The cold War nuclear electromagnetic pulse weapon could damage power grids.
Scientists also emphasize that a nuclear bomb that hits a ground target is much more worrisome. The power industry doesn’t really have any standards or tools to handle “black sky events’’ such as an extreme cyber or EMP attack, or even conventional war, but power companies have made a few moves to protect against electromagnetic interference. Some grid operators and transmission infrastructure owners are putting in place so-called Faraday enclosures, shields of conductive material used to protect electronic equipment and facilities. Utilities have also started stockpiling spare parts to replace any that are damaged by an EMP event, storms or other disasters.

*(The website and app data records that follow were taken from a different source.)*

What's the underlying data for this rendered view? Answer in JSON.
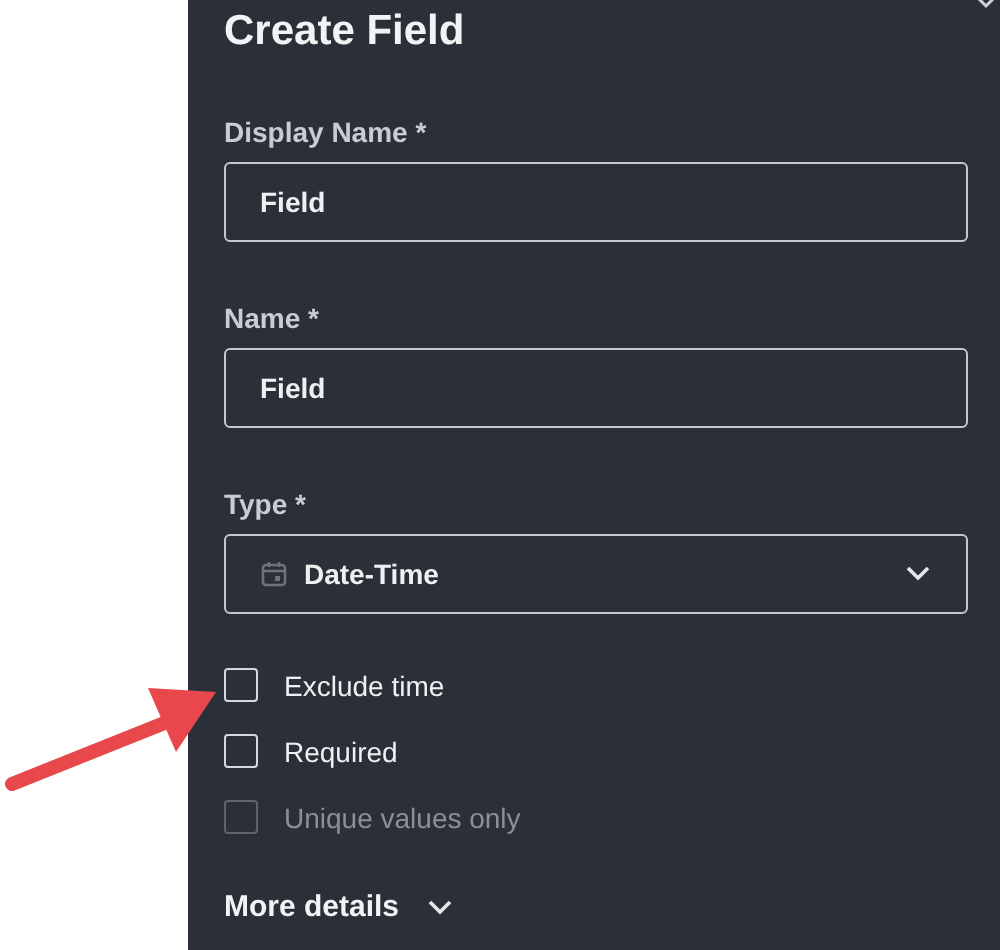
{
  "panel": {
    "title": "Create Field"
  },
  "fields": [
    {
      "kind": "text",
      "label": "Display Name *",
      "value": "Field"
    },
    {
      "kind": "text",
      "label": "Name *",
      "value": "Field"
    },
    {
      "kind": "select",
      "label": "Type *",
      "value": "Date-Time"
    }
  ],
  "options": [
    {
      "label": "Exclude time",
      "checked": false,
      "disabled": false
    },
    {
      "label": "Required",
      "checked": false,
      "disabled": false
    },
    {
      "label": "Unique values only",
      "checked": false,
      "disabled": true
    }
  ],
  "more_details": {
    "label": "More details",
    "expanded": false
  }
}
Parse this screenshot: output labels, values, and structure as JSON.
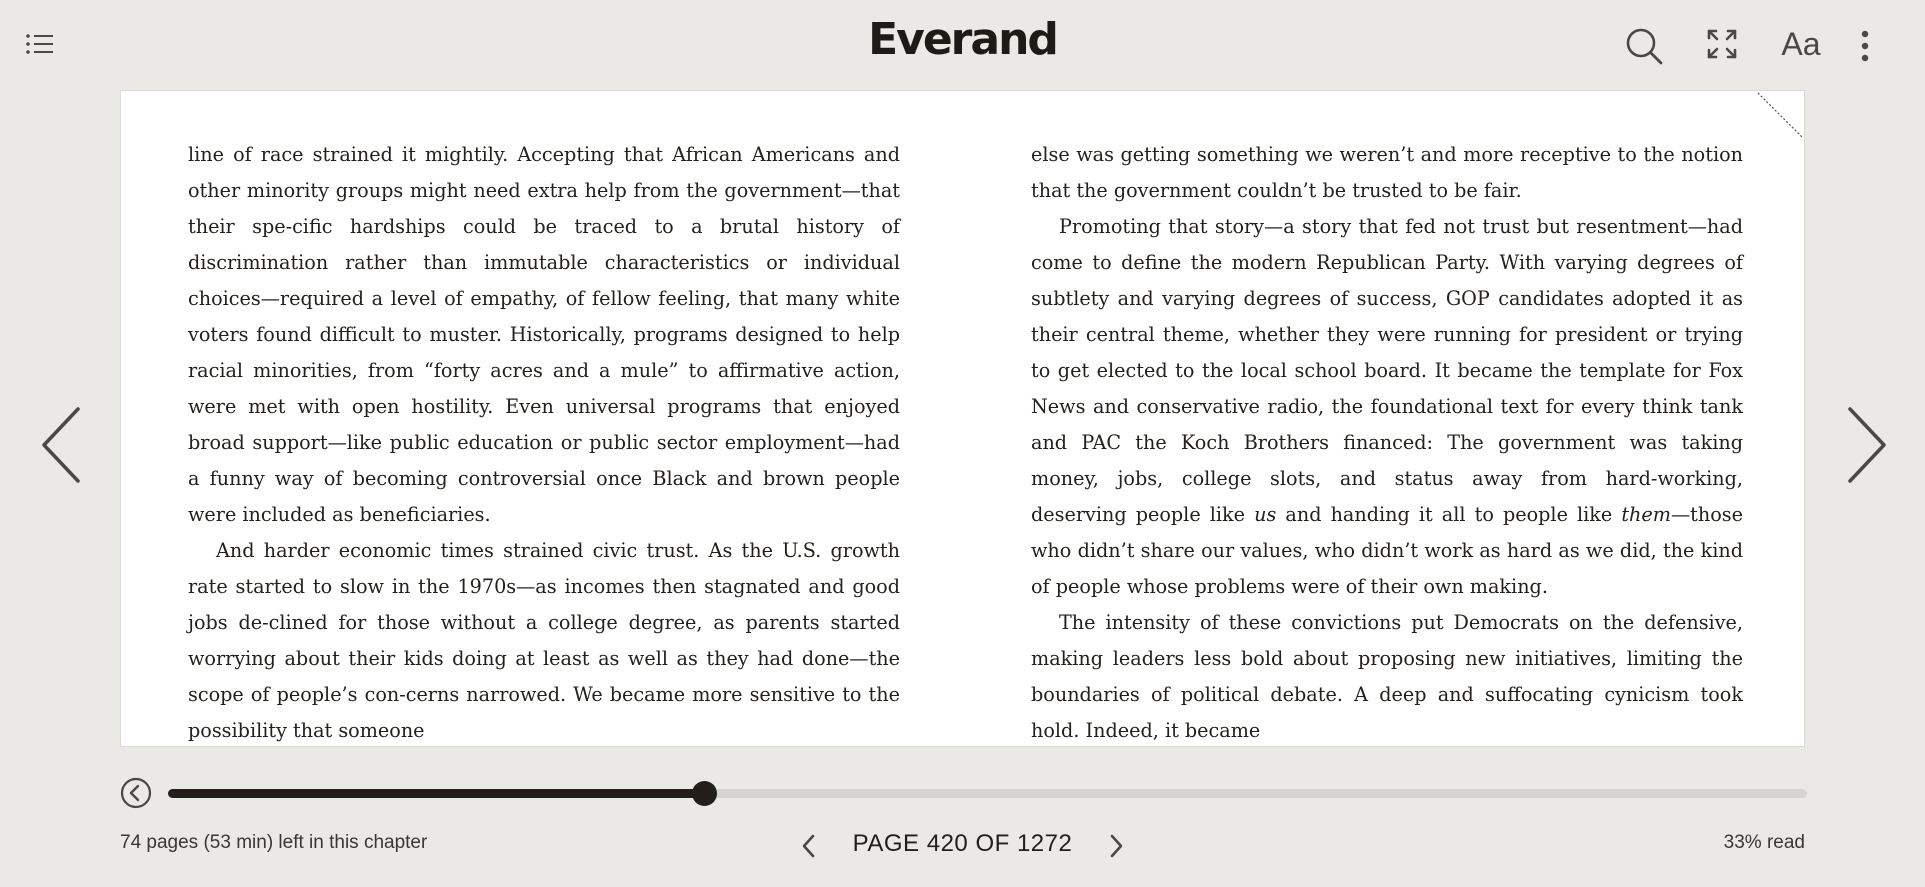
{
  "header": {
    "brand": "Everand",
    "toc_icon": "list-icon",
    "search_icon": "search-icon",
    "fullscreen_icon": "expand-icon",
    "font_settings_label": "Aa",
    "more_icon": "more-vertical-icon"
  },
  "book": {
    "left_column": [
      {
        "text": "line of race strained it mightily. Accepting that African Americans and other minority groups might need extra help from the government—that their spe-cific hardships could be traced to a brutal history of discrimination rather than immutable characteristics or individual choices—required a level of empathy, of fellow feeling, that many white voters found difficult to muster. Historically, programs designed to help racial minorities, from “forty acres and a mule” to affirmative action, were met with open hostility. Even universal programs that enjoyed broad support—like public education or public sector employment—had a funny way of becoming controversial once Black and brown people were included as beneficiaries."
      },
      {
        "text": "And harder economic times strained civic trust. As the U.S. growth rate started to slow in the 1970s—as incomes then stagnated and good jobs de-clined for those without a college degree, as parents started worrying about their kids doing at least as well as they had done—the scope of people’s con-cerns narrowed. We became more sensitive to the possibility that someone"
      }
    ],
    "right_column": {
      "p1": "else was getting something we weren’t and more receptive to the notion that the government couldn’t be trusted to be fair.",
      "p2_before_us": "Promoting that story—a story that fed not trust but resentment—had come to define the modern Republican Party. With varying degrees of subtlety and varying degrees of success, GOP candidates adopted it as their central theme, whether they were running for president or trying to get elected to the local school board. It became the template for Fox News and conservative radio, the foundational text for every think tank and PAC the Koch Brothers financed: The government was taking money, jobs, college slots, and status away from hard-working, deserving people like ",
      "p2_us": "us",
      "p2_middle": " and handing it all to people like ",
      "p2_them": "them",
      "p2_after": "—those who didn’t share our values, who didn’t work as hard as we did, the kind of people whose problems were of their own making.",
      "p3": "The intensity of these convictions put Democrats on the defensive, making leaders less bold about proposing new initiatives, limiting the boundaries of political debate. A deep and suffocating cynicism took hold. Indeed, it became"
    }
  },
  "navigation": {
    "prev_icon": "chevron-left-icon",
    "next_icon": "chevron-right-icon"
  },
  "progress": {
    "back_icon": "back-circle-icon",
    "position_fraction": 0.327
  },
  "footer": {
    "chapter_remaining": "74 pages (53 min) left in this chapter",
    "page_indicator": "PAGE 420 OF 1272",
    "percent_read": "33% read"
  },
  "colors": {
    "background": "#ebe9e6",
    "page": "#ffffff",
    "accent": "#231e1a",
    "track": "#d6d4d1"
  }
}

Fox news reported that an electromagnetic pulse is a side effect of an atmospheric nuclear detonation that could potentially damage or destroy all electrical devices and the electric grid within the line of sight of the blast. The higher the explosion, the wider the effect. A North Korean missile carrying a nuclear weapon exploding over the U.S. could cause an electromagnetic pulse. The result of an electromagnetic pulse wouldn’t just mean no iPhones for a few hours. If enough electric power transformer stations are affected, it would mean no power to millions of people for weeks or even many months.